A fascinating, bottom-up exploration of contemporary Russian politics that sheds new light on why Putin’s grip on power is more fragile than we think
“Putin v. the People wrestles with perhaps the central conundrum of contemporary Russia: the endurance of support for Putin amid deepening disillusionment with the present and pessimism about the future.”—Daniel Beer, The Guardian
What do ordinary Russians think of Putin? Who are his supporters? And why might their support now be faltering? Alive with the voices and experiences of ordinary Russians and elites alike, Sam Greene and Graeme Robertson craft a compellingly original account of contemporary Russian politics.
Telling the story of Putin’s rule through pivotal episodes such as the aftermath of the "For Fair Elections" protests, the annexation of Crimea, and the War in Eastern Ukraine, Greene and Robertson draw on interviews, surveys, social media data, and leaked documents to reveal how hard Putin has to work to maintain broad popular support, while exposing the changing tactics that the Kremlin has used to bolster his popularity. Unearthing the ambitions, emotions, and divisions that fuel Russian politics, this book illuminates the crossroads to which Putin has led his country and shows why his rule is more fragile than it appears.
About the Author
Sam Greene is reader in Russian politics and director of the Russia Institute at King’s College London. Graeme Robertson is professor of political science at the University of North Carolina at Chapel Hill and director of the Center for Slavic, Eurasian and East European Studies.

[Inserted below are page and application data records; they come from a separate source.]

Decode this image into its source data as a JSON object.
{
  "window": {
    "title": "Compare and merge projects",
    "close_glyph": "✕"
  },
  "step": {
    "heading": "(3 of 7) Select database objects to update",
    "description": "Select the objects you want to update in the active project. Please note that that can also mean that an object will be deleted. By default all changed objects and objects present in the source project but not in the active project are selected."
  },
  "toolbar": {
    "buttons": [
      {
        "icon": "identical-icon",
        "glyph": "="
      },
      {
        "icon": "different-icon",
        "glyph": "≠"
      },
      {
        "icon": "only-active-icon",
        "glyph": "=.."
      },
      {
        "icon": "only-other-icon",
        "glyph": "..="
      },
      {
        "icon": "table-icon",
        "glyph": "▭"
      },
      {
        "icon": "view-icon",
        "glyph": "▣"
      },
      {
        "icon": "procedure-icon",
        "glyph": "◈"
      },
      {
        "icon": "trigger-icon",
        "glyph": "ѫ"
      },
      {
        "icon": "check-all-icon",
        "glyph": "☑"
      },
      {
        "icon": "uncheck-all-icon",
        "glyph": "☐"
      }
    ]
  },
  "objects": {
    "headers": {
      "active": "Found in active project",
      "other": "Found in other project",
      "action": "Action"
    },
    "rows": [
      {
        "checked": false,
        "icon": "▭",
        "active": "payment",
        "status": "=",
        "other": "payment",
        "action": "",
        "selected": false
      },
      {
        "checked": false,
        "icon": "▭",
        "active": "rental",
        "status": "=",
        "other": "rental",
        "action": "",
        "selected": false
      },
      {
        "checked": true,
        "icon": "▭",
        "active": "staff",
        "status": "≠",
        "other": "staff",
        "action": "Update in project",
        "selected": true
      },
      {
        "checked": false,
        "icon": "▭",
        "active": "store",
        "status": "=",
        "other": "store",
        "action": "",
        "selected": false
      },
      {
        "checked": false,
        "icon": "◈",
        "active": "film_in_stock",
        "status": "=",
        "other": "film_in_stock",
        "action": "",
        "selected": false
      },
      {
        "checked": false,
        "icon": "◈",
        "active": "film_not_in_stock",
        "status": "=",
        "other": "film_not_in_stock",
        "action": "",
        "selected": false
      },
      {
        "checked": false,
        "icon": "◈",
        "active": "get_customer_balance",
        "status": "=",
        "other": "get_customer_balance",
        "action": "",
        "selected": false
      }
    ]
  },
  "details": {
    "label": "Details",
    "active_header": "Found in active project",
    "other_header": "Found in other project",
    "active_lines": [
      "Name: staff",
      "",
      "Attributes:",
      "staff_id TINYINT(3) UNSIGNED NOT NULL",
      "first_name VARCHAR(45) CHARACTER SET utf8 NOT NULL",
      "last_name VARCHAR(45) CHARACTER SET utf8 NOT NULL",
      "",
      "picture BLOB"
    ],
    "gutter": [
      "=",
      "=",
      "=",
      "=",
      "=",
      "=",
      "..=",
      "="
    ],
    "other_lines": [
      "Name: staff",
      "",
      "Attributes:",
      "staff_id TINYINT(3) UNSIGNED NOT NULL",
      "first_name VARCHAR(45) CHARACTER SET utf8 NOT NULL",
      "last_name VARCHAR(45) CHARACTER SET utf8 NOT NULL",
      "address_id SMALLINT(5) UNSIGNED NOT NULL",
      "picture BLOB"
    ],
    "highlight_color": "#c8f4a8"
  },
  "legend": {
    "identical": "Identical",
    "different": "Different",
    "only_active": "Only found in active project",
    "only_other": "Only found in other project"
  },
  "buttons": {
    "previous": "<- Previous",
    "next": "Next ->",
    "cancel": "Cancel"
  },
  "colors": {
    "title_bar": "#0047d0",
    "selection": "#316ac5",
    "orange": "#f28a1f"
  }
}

“Drawing on extensive on-the-ground research, including focus groups and opinion surveys, Greene and Robertson examine the roots of Putin’s popularity and his support across different sections of Russian society. The current situation has revealed the importance of understanding who supports Putin and why.”—New Statesman

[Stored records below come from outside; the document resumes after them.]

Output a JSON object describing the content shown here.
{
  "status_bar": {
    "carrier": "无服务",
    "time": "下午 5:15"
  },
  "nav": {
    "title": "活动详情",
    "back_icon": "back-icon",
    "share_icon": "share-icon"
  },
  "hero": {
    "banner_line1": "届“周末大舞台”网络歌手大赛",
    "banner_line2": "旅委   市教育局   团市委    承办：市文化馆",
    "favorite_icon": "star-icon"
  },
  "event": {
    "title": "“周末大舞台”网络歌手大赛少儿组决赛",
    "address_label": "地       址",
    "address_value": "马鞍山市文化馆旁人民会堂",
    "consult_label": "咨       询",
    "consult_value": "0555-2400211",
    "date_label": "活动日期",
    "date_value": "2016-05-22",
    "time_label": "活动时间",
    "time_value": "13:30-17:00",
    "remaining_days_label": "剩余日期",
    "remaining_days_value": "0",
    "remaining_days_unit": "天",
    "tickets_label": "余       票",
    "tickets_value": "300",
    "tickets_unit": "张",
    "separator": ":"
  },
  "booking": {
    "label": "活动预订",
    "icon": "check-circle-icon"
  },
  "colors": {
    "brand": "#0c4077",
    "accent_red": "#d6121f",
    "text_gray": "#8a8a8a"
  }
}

“This volume offers a significant contribution to our understanding of Russian politics, and autocracy in general. It offers a nuanced and persuasive alternative to the vision of an autocrat propped up by chauvinism, fear, and repression. . . . It is written in a journalistic style that is very accessible to general readers and undergraduates. I expect to see it on many syllabi of Russian politics and society in the near future.”—James Richter, Russian Review
“Putin v. the People provides a revealing window into the modern Russian political system.”—Spencer Silbey, New Contemporary: Note from the Havighurst Center

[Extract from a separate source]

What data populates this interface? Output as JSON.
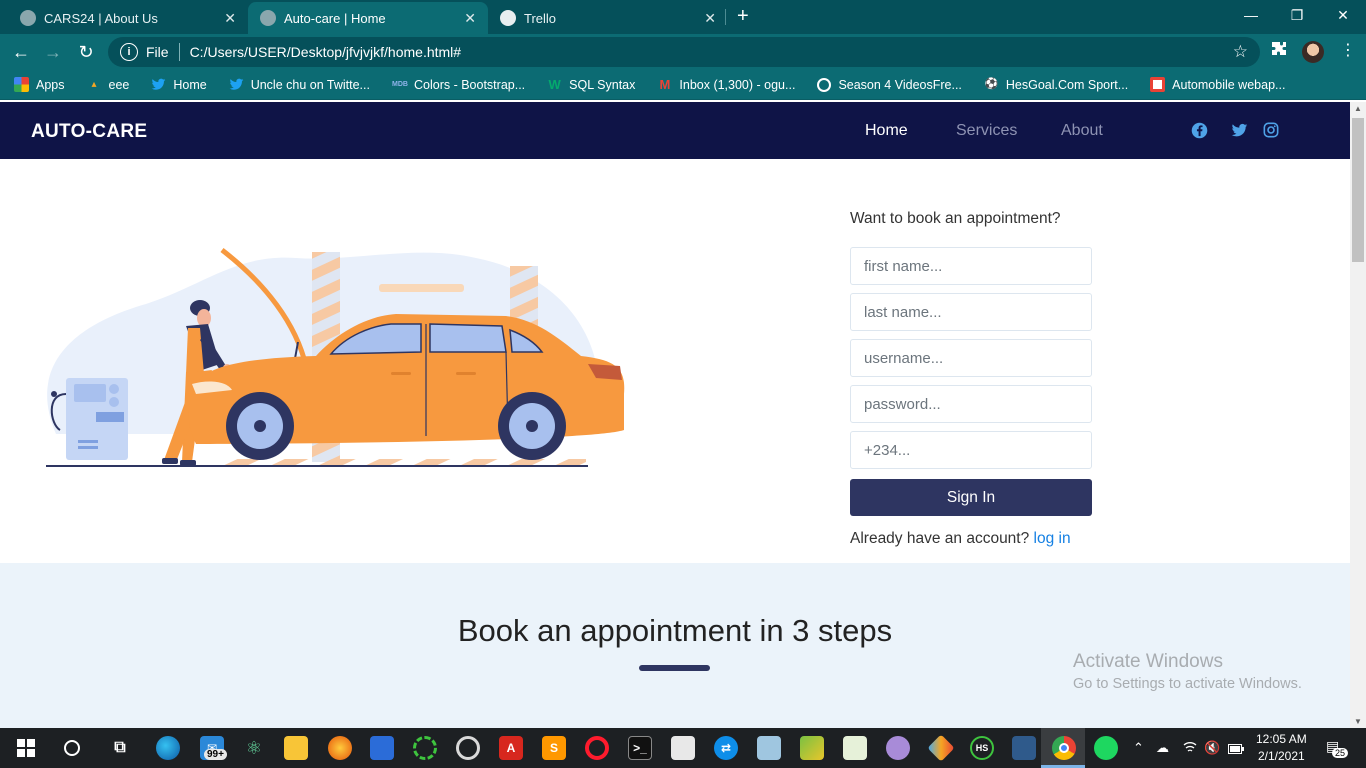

Received an Honorable Mention from Davis Center Book Prize, sponsored by The Association for Slavic, East European, and Eurasian Studies
“Groundbreaking research presented in a fresh and accessible style—this book, centering on the positive social and emotional responses of the Russian people to their autocratic political leadership, is a thought-provoking challenge to the clichés and stereotypes surrounding Vladimir Putin.”—Edward Lucas, author of The New Cold War: Putin’s Russia and the Threat to the West
“This engagingly written book concentrates on ordinary Russians, meticulously tracking their reactions to a complex but fragile regime where opposition is significant if limited, and Putin and his people are surprisingly dependent on each other”—Sir Rodric Braithwaite, author and British Ambassador in Moscow 1988-92
“Challenging many conventional assumptions about contemporary Russian society, this fresh, original analysis offers paradoxically an explanation for why Putin is popular—but also why his position is fragile.”—Michael McFaul, Professor of Political Science at Stanford University and Former US Ambassador to Russia
“A deep dive into the complexities of Russian society, Putin's popularity and the protest movement that rocked the Kremlin.”—Arkady Ostrovsky, author of The Invention of Russia